TASK MATERIAL ->
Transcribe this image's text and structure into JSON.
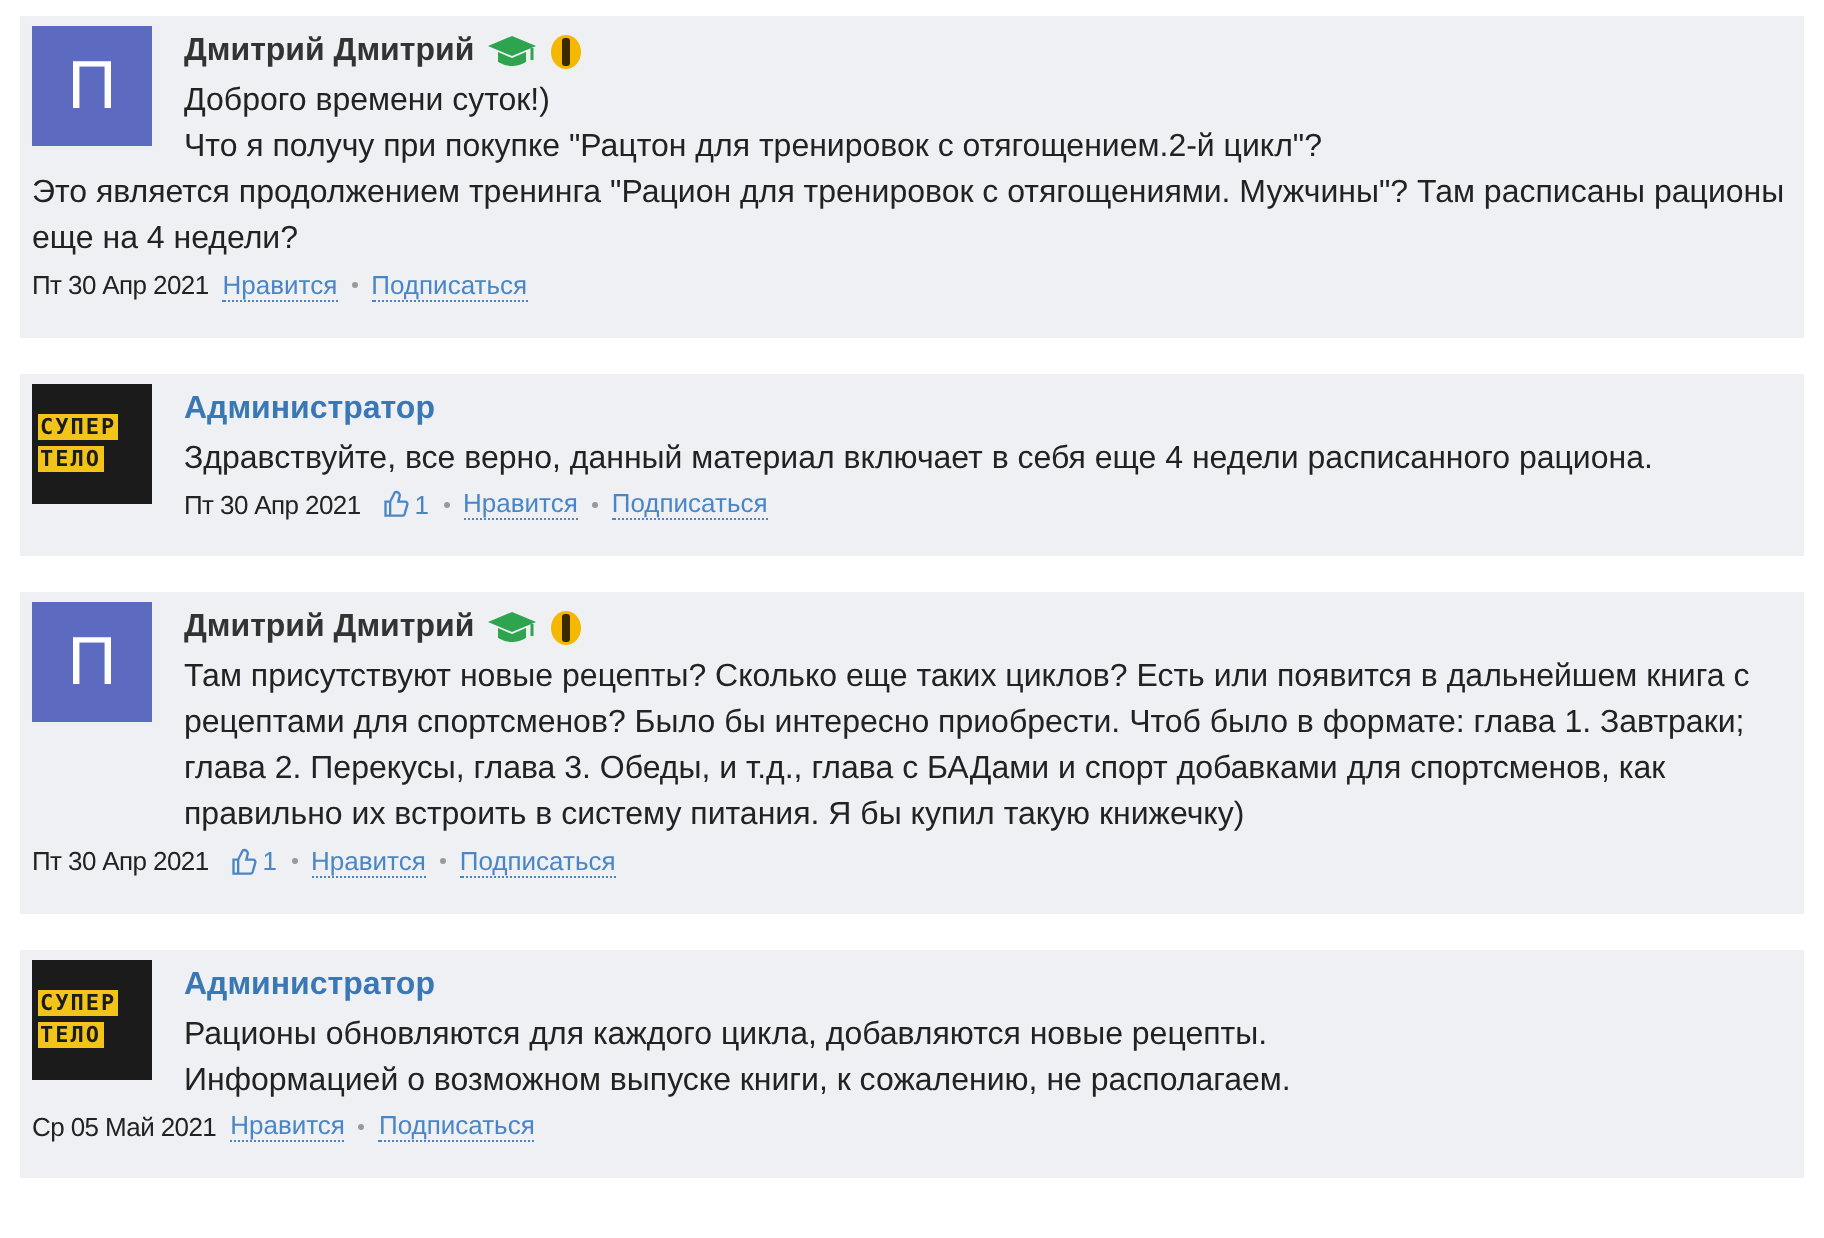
{
  "comments": [
    {
      "avatar": {
        "kind": "letter",
        "text": "П"
      },
      "author": {
        "name": "Дмитрий Дмитрий",
        "kind": "user",
        "badges": [
          {
            "kind": "cap"
          },
          {
            "kind": "coin"
          }
        ]
      },
      "lines": [
        "Доброго времени суток!)",
        "Что я получу при покупке \"Рацтон для тренировок с отягощением.2-й цикл\"?",
        "Это является продолжением тренинга \"Рацион для тренировок с отягощениями. Мужчины\"? Там расписаны рационы еще на 4 недели?"
      ],
      "date": "Пт 30 Апр 2021",
      "actions": [
        "Нравится",
        "Подписаться"
      ]
    },
    {
      "avatar": {
        "kind": "logo",
        "lines": [
          "СУПЕР",
          "ТЕЛО"
        ]
      },
      "author": {
        "name": "Администратор",
        "kind": "admin"
      },
      "lines": [
        "Здравствуйте, все верно, данный материал включает в себя еще 4 недели расписанного рациона."
      ],
      "date": "Пт 30 Апр 2021",
      "likes": "1",
      "actions": [
        "Нравится",
        "Подписаться"
      ]
    },
    {
      "avatar": {
        "kind": "letter",
        "text": "П"
      },
      "author": {
        "name": "Дмитрий Дмитрий",
        "kind": "user",
        "badges": [
          {
            "kind": "cap"
          },
          {
            "kind": "coin"
          }
        ]
      },
      "lines": [
        "Там присутствуют новые рецепты? Сколько еще таких циклов? Есть или появится в дальнейшем книга с рецептами для спортсменов? Было бы интересно приобрести. Чтоб было в формате: глава 1. Завтраки; глава 2. Перекусы, глава 3. Обеды, и т.д., глава с БАДами и спорт добавками для спортсменов, как правильно их встроить в систему питания. Я бы купил такую книжечку)"
      ],
      "date": "Пт 30 Апр 2021",
      "likes": "1",
      "actions": [
        "Нравится",
        "Подписаться"
      ]
    },
    {
      "avatar": {
        "kind": "logo",
        "lines": [
          "СУПЕР",
          "ТЕЛО"
        ]
      },
      "author": {
        "name": "Администратор",
        "kind": "admin"
      },
      "lines": [
        "Рационы обновляются для каждого цикла, добавляются новые рецепты.",
        "Информацией о возможном выпуске книги, к сожалению, не располагаем."
      ],
      "date": "Ср 05 Май 2021",
      "actions": [
        "Нравится",
        "Подписаться"
      ]
    }
  ]
}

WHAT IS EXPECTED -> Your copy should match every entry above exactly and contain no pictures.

TASK SOLUTION ->
Transcribe this image's text and structure into JSON.
{
  "comments": [
    {
      "avatar": {
        "kind": "letter",
        "text": "П"
      },
      "author": {
        "name": "Дмитрий Дмитрий",
        "kind": "user",
        "badges": [
          {
            "kind": "cap"
          },
          {
            "kind": "coin"
          }
        ]
      },
      "lines": [
        "Доброго времени суток!)",
        "Что я получу при покупке \"Рацтон для тренировок с отягощением.2-й цикл\"?",
        "Это является продолжением тренинга \"Рацион для тренировок с отягощениями. Мужчины\"? Там расписаны рационы еще на 4 недели?"
      ],
      "date": "Пт 30 Апр 2021",
      "actions": [
        "Нравится",
        "Подписаться"
      ]
    },
    {
      "avatar": {
        "kind": "logo",
        "lines": [
          "СУПЕР",
          "ТЕЛО"
        ]
      },
      "author": {
        "name": "Администратор",
        "kind": "admin"
      },
      "lines": [
        "Здравствуйте, все верно, данный материал включает в себя еще 4 недели расписанного рациона."
      ],
      "date": "Пт 30 Апр 2021",
      "likes": "1",
      "actions": [
        "Нравится",
        "Подписаться"
      ]
    },
    {
      "avatar": {
        "kind": "letter",
        "text": "П"
      },
      "author": {
        "name": "Дмитрий Дмитрий",
        "kind": "user",
        "badges": [
          {
            "kind": "cap"
          },
          {
            "kind": "coin"
          }
        ]
      },
      "lines": [
        "Там присутствуют новые рецепты? Сколько еще таких циклов? Есть или появится в дальнейшем книга с рецептами для спортсменов? Было бы интересно приобрести. Чтоб было в формате: глава 1. Завтраки; глава 2. Перекусы, глава 3. Обеды, и т.д., глава с БАДами и спорт добавками для спортсменов, как правильно их встроить в систему питания. Я бы купил такую книжечку)"
      ],
      "date": "Пт 30 Апр 2021",
      "likes": "1",
      "actions": [
        "Нравится",
        "Подписаться"
      ]
    },
    {
      "avatar": {
        "kind": "logo",
        "lines": [
          "СУПЕР",
          "ТЕЛО"
        ]
      },
      "author": {
        "name": "Администратор",
        "kind": "admin"
      },
      "lines": [
        "Рационы обновляются для каждого цикла, добавляются новые рецепты.",
        "Информацией о возможном выпуске книги, к сожалению, не располагаем."
      ],
      "date": "Ср 05 Май 2021",
      "actions": [
        "Нравится",
        "Подписаться"
      ]
    }
  ]
}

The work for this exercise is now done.